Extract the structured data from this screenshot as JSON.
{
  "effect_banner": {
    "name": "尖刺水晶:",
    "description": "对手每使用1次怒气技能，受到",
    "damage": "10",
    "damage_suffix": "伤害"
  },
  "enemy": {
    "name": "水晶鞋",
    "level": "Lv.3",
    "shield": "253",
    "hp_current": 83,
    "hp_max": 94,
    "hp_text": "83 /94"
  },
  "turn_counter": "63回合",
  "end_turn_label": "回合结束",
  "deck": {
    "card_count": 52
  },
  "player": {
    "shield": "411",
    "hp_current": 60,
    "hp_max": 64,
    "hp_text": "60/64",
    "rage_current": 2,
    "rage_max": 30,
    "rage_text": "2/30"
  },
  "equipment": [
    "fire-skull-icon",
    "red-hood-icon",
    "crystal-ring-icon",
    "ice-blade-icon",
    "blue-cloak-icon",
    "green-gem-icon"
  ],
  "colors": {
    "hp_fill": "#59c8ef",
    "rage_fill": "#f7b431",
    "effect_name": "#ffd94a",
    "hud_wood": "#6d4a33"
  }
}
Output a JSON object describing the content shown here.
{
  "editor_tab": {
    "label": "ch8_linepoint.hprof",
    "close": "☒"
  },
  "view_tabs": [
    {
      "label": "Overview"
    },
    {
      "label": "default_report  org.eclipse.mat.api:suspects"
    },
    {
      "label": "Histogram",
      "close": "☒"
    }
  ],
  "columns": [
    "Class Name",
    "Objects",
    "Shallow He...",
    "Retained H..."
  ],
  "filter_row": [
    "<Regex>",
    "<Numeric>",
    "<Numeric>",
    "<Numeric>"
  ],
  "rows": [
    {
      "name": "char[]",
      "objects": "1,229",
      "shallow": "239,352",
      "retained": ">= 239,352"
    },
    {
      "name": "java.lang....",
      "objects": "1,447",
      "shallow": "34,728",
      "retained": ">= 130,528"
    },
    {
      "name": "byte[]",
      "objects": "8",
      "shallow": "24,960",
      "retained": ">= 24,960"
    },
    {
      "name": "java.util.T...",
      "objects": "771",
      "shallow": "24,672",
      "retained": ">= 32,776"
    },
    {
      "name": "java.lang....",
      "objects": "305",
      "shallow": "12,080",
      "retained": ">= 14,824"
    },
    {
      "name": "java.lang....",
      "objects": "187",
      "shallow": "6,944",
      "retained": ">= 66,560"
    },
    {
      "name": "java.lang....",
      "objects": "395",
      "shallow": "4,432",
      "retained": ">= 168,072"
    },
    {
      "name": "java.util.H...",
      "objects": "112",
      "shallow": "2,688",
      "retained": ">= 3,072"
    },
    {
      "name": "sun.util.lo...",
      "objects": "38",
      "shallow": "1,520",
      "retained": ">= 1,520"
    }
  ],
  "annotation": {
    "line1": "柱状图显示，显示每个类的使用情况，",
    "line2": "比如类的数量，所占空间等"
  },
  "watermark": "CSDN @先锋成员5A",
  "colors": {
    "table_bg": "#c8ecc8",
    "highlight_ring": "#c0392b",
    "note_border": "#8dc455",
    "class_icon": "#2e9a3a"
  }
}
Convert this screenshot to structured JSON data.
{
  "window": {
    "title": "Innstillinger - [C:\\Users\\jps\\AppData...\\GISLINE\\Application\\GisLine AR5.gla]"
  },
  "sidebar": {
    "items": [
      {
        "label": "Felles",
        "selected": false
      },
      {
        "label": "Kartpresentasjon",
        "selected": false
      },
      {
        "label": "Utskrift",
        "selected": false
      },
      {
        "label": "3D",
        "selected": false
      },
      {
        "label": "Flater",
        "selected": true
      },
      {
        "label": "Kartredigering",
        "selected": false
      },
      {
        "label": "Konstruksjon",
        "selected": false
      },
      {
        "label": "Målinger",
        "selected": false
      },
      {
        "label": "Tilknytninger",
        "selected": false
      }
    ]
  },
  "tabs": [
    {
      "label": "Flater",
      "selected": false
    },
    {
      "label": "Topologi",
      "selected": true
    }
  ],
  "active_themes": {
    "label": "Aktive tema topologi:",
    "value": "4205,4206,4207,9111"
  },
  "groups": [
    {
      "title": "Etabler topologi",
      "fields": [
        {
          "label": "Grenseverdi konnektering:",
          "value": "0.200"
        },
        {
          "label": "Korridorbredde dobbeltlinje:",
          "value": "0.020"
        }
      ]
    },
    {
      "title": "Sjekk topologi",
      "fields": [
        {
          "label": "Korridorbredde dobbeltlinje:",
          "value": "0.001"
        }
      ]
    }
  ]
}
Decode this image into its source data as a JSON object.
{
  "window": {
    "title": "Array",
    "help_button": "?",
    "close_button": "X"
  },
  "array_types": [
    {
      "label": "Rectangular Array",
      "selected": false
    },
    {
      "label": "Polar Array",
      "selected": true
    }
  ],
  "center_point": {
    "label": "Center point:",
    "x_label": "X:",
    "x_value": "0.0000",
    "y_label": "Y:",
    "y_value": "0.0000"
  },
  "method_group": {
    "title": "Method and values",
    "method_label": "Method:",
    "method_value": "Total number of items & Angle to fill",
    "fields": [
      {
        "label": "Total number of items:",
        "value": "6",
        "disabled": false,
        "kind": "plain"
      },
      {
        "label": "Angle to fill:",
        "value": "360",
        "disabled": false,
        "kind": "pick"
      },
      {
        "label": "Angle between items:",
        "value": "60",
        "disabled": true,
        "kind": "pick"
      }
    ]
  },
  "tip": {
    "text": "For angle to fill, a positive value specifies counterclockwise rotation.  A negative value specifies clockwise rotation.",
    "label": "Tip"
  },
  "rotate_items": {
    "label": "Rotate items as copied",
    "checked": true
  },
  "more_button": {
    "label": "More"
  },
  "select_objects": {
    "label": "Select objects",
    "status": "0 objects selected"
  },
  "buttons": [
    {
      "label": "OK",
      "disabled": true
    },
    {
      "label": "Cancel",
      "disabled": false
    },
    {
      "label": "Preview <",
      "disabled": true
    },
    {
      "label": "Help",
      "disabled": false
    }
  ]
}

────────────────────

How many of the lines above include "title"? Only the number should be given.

5